4. According to the selection, which of the following was not used to build Sam's towers?
a. Shells and pottery
b. Cement and broken bottles
c. Paste and sponges
d. Wire and steel

5.The people of the Watts community ________________________
a. always took a great deal of interest in the
towers.
b. did not want to give Sam any satisfaction.
c. knew the value of the towers immediately.
d. were slow to realize what Sam had contributed.

6. Sam named his garden _________________________
a. "Our People."
b. "Our Courtyard."
c. "Simon's City."
d. "Watts Towers."

7. First, Sam abandoned his towers and moved away. Then, the building department posted an "unsafe" sign on them. Next,_______________________
a. the city decided to test the towers.
b. the L.A. Art Department protested.
c. the city decided to tear down the towers.
d. the neighborhood people got involved.

8. Simon's garden _______________________
a. served no purpose.
b. was a true contribution.
c. was similar to one in Italy.
d. was always appreciated.

9. Another name for this selection could be ______________________
a. "Towers For Sale."
b. "A Crazy Old Man."
c. "A Builder of Dreams."
d. "Life in Watts."

10. This selection is mainly about ____________________
a. a man who loved to build towers for his friends.
b. a man with talent that came from his heart and his hands.
c. a set of towers that have served as an inspiration.
d. a young boy and his relationship with a famous builder.
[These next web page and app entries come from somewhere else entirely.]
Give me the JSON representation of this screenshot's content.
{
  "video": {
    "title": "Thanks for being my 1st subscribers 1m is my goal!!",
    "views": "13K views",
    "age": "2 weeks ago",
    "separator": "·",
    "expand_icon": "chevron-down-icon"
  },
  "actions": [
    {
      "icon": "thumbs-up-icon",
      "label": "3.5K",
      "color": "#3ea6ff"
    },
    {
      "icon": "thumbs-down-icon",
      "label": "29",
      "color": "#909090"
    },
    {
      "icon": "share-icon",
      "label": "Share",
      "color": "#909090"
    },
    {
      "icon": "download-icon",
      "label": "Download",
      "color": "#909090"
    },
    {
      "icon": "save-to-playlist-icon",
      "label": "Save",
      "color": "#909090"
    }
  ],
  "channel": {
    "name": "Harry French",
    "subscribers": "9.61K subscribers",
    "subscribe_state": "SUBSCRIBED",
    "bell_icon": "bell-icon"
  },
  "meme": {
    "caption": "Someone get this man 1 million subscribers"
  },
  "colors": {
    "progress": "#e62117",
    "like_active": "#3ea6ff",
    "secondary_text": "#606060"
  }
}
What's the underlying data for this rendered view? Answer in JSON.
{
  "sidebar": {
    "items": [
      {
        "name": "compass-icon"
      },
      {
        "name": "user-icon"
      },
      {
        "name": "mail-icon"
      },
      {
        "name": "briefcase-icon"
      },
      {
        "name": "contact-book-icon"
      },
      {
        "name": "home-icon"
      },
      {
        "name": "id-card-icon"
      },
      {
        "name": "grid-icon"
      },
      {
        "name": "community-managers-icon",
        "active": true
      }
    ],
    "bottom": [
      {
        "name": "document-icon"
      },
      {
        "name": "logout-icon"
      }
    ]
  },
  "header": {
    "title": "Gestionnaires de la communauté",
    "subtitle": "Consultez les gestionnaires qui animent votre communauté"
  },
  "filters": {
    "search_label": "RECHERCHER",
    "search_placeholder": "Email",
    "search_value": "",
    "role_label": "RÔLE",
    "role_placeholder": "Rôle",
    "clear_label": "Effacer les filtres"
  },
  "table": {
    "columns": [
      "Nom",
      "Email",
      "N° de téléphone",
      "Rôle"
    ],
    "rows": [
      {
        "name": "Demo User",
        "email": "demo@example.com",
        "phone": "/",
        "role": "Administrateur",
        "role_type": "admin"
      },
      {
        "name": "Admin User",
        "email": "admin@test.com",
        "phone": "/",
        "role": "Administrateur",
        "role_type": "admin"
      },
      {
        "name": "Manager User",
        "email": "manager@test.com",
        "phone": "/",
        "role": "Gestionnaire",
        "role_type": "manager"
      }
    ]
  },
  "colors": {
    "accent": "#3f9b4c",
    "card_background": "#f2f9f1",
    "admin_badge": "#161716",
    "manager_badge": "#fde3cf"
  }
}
Beautiful Images of Sam Rodia's Work. Click on the photograph to
advance the slide show:
Watts Towers Slide Show
Sam Rodia in 1957, Youtube
Watts Towers and Los Angeles in 1957, Youtube
Watts Towers and Enrico Caruso, Youtube
Watts Towers and The Getty Museum, Youtube